> **What is expected**
Copy out each line below exactly as written.

> **Given records**
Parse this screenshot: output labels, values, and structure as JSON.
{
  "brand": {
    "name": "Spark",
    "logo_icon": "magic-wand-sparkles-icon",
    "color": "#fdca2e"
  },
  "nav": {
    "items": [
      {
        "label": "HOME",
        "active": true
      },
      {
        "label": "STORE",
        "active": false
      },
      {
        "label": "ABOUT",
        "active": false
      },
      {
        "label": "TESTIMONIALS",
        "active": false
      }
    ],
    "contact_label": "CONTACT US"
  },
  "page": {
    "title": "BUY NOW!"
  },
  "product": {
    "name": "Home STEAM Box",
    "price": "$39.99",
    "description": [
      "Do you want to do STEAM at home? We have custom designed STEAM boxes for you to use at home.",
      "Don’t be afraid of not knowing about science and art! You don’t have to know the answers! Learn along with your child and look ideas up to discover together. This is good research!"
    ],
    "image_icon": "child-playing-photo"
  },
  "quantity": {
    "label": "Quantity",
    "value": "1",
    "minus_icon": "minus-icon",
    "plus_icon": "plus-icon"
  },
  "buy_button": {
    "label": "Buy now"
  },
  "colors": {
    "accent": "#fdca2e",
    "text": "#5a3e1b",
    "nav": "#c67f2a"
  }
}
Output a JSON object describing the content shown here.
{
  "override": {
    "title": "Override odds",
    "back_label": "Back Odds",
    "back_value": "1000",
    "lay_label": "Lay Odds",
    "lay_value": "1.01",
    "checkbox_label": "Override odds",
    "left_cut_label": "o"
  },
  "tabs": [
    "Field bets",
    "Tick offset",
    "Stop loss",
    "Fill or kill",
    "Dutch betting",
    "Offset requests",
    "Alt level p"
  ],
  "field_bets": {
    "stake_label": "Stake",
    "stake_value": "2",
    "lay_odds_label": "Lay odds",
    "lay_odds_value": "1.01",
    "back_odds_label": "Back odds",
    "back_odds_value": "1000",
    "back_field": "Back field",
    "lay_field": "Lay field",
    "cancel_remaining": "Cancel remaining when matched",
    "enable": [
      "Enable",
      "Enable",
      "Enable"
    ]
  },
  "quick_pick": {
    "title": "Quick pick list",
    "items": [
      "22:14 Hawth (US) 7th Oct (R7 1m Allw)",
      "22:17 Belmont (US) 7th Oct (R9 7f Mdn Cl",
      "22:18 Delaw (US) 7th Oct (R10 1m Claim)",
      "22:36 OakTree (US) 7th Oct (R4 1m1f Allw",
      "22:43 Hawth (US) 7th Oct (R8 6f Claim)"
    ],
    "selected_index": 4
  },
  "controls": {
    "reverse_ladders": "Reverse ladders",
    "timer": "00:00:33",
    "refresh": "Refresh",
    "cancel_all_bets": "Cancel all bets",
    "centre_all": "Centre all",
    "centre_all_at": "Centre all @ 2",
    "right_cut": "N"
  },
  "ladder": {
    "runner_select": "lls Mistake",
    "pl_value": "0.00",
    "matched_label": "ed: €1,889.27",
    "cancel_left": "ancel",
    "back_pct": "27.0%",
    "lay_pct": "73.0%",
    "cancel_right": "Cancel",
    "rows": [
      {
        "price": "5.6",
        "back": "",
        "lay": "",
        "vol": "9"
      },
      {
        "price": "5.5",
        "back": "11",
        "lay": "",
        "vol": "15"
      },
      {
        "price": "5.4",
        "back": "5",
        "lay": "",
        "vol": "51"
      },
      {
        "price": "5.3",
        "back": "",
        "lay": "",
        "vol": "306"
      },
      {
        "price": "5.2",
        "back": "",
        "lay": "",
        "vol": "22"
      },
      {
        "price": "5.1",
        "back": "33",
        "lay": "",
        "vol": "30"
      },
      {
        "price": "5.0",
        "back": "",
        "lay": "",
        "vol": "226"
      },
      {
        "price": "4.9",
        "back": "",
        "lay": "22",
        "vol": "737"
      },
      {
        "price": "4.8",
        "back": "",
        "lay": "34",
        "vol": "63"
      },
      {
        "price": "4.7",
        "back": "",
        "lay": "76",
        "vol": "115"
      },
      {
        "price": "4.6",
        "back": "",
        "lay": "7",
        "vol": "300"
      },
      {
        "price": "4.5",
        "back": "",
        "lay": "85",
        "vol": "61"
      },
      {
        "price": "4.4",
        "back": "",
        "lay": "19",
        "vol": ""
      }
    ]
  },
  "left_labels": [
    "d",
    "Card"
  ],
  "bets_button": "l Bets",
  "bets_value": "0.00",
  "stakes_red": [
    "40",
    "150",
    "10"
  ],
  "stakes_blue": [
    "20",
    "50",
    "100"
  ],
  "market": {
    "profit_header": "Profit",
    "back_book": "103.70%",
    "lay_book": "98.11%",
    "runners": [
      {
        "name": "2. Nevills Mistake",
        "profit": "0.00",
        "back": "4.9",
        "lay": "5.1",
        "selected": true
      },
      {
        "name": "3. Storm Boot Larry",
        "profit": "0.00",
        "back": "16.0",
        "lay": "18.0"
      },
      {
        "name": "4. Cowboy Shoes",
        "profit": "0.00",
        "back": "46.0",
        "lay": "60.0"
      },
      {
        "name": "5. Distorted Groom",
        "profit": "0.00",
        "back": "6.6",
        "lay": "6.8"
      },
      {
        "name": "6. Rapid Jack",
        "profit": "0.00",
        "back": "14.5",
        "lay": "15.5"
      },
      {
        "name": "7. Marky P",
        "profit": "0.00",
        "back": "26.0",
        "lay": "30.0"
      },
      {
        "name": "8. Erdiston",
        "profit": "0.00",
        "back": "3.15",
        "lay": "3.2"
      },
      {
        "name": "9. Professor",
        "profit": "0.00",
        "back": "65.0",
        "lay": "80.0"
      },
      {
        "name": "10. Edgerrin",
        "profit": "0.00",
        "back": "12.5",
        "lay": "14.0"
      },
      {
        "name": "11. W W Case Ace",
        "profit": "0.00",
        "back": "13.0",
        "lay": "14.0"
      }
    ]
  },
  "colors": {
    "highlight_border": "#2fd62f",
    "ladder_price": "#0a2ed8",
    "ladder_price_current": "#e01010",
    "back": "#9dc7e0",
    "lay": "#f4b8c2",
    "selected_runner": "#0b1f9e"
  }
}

> **Expected answer**
Parse this screenshot: output labels, values, and structure as JSON.
{
  "brand": {
    "name": "Spark",
    "logo_icon": "magic-wand-sparkles-icon",
    "color": "#fdca2e"
  },
  "nav": {
    "items": [
      {
        "label": "HOME",
        "active": true
      },
      {
        "label": "STORE",
        "active": false
      },
      {
        "label": "ABOUT",
        "active": false
      },
      {
        "label": "TESTIMONIALS",
        "active": false
      }
    ],
    "contact_label": "CONTACT US"
  },
  "page": {
    "title": "BUY NOW!"
  },
  "product": {
    "name": "Home STEAM Box",
    "price": "$39.99",
    "description": [
      "Do you want to do STEAM at home? We have custom designed STEAM boxes for you to use at home.",
      "Don’t be afraid of not knowing about science and art! You don’t have to know the answers! Learn along with your child and look ideas up to discover together. This is good research!"
    ],
    "image_icon": "child-playing-photo"
  },
  "quantity": {
    "label": "Quantity",
    "value": "1",
    "minus_icon": "minus-icon",
    "plus_icon": "plus-icon"
  },
  "buy_button": {
    "label": "Buy now"
  },
  "colors": {
    "accent": "#fdca2e",
    "text": "#5a3e1b",
    "nav": "#c67f2a"
  }
}
Output a JSON object describing the content shown here.
{
  "override": {
    "title": "Override odds",
    "back_label": "Back Odds",
    "back_value": "1000",
    "lay_label": "Lay Odds",
    "lay_value": "1.01",
    "checkbox_label": "Override odds",
    "left_cut_label": "o"
  },
  "tabs": [
    "Field bets",
    "Tick offset",
    "Stop loss",
    "Fill or kill",
    "Dutch betting",
    "Offset requests",
    "Alt level p"
  ],
  "field_bets": {
    "stake_label": "Stake",
    "stake_value": "2",
    "lay_odds_label": "Lay odds",
    "lay_odds_value": "1.01",
    "back_odds_label": "Back odds",
    "back_odds_value": "1000",
    "back_field": "Back field",
    "lay_field": "Lay field",
    "cancel_remaining": "Cancel remaining when matched",
    "enable": [
      "Enable",
      "Enable",
      "Enable"
    ]
  },
  "quick_pick": {
    "title": "Quick pick list",
    "items": [
      "22:14 Hawth (US) 7th Oct (R7 1m Allw)",
      "22:17 Belmont (US) 7th Oct (R9 7f Mdn Cl",
      "22:18 Delaw (US) 7th Oct (R10 1m Claim)",
      "22:36 OakTree (US) 7th Oct (R4 1m1f Allw",
      "22:43 Hawth (US) 7th Oct (R8 6f Claim)"
    ],
    "selected_index": 4
  },
  "controls": {
    "reverse_ladders": "Reverse ladders",
    "timer": "00:00:33",
    "refresh": "Refresh",
    "cancel_all_bets": "Cancel all bets",
    "centre_all": "Centre all",
    "centre_all_at": "Centre all @ 2",
    "right_cut": "N"
  },
  "ladder": {
    "runner_select": "lls Mistake",
    "pl_value": "0.00",
    "matched_label": "ed: €1,889.27",
    "cancel_left": "ancel",
    "back_pct": "27.0%",
    "lay_pct": "73.0%",
    "cancel_right": "Cancel",
    "rows": [
      {
        "price": "5.6",
        "back": "",
        "lay": "",
        "vol": "9"
      },
      {
        "price": "5.5",
        "back": "11",
        "lay": "",
        "vol": "15"
      },
      {
        "price": "5.4",
        "back": "5",
        "lay": "",
        "vol": "51"
      },
      {
        "price": "5.3",
        "back": "",
        "lay": "",
        "vol": "306"
      },
      {
        "price": "5.2",
        "back": "",
        "lay": "",
        "vol": "22"
      },
      {
        "price": "5.1",
        "back": "33",
        "lay": "",
        "vol": "30"
      },
      {
        "price": "5.0",
        "back": "",
        "lay": "",
        "vol": "226"
      },
      {
        "price": "4.9",
        "back": "",
        "lay": "22",
        "vol": "737"
      },
      {
        "price": "4.8",
        "back": "",
        "lay": "34",
        "vol": "63"
      },
      {
        "price": "4.7",
        "back": "",
        "lay": "76",
        "vol": "115"
      },
      {
        "price": "4.6",
        "back": "",
        "lay": "7",
        "vol": "300"
      },
      {
        "price": "4.5",
        "back": "",
        "lay": "85",
        "vol": "61"
      },
      {
        "price": "4.4",
        "back": "",
        "lay": "19",
        "vol": ""
      }
    ]
  },
  "left_labels": [
    "d",
    "Card"
  ],
  "bets_button": "l Bets",
  "bets_value": "0.00",
  "stakes_red": [
    "40",
    "150",
    "10"
  ],
  "stakes_blue": [
    "20",
    "50",
    "100"
  ],
  "market": {
    "profit_header": "Profit",
    "back_book": "103.70%",
    "lay_book": "98.11%",
    "runners": [
      {
        "name": "2. Nevills Mistake",
        "profit": "0.00",
        "back": "4.9",
        "lay": "5.1",
        "selected": true
      },
      {
        "name": "3. Storm Boot Larry",
        "profit": "0.00",
        "back": "16.0",
        "lay": "18.0"
      },
      {
        "name": "4. Cowboy Shoes",
        "profit": "0.00",
        "back": "46.0",
        "lay": "60.0"
      },
      {
        "name": "5. Distorted Groom",
        "profit": "0.00",
        "back": "6.6",
        "lay": "6.8"
      },
      {
        "name": "6. Rapid Jack",
        "profit": "0.00",
        "back": "14.5",
        "lay": "15.5"
      },
      {
        "name": "7. Marky P",
        "profit": "0.00",
        "back": "26.0",
        "lay": "30.0"
      },
      {
        "name": "8. Erdiston",
        "profit": "0.00",
        "back": "3.15",
        "lay": "3.2"
      },
      {
        "name": "9. Professor",
        "profit": "0.00",
        "back": "65.0",
        "lay": "80.0"
      },
      {
        "name": "10. Edgerrin",
        "profit": "0.00",
        "back": "12.5",
        "lay": "14.0"
      },
      {
        "name": "11. W W Case Ace",
        "profit": "0.00",
        "back": "13.0",
        "lay": "14.0"
      }
    ]
  },
  "colors": {
    "highlight_border": "#2fd62f",
    "ladder_price": "#0a2ed8",
    "ladder_price_current": "#e01010",
    "back": "#9dc7e0",
    "lay": "#f4b8c2",
    "selected_runner": "#0b1f9e"
  }
}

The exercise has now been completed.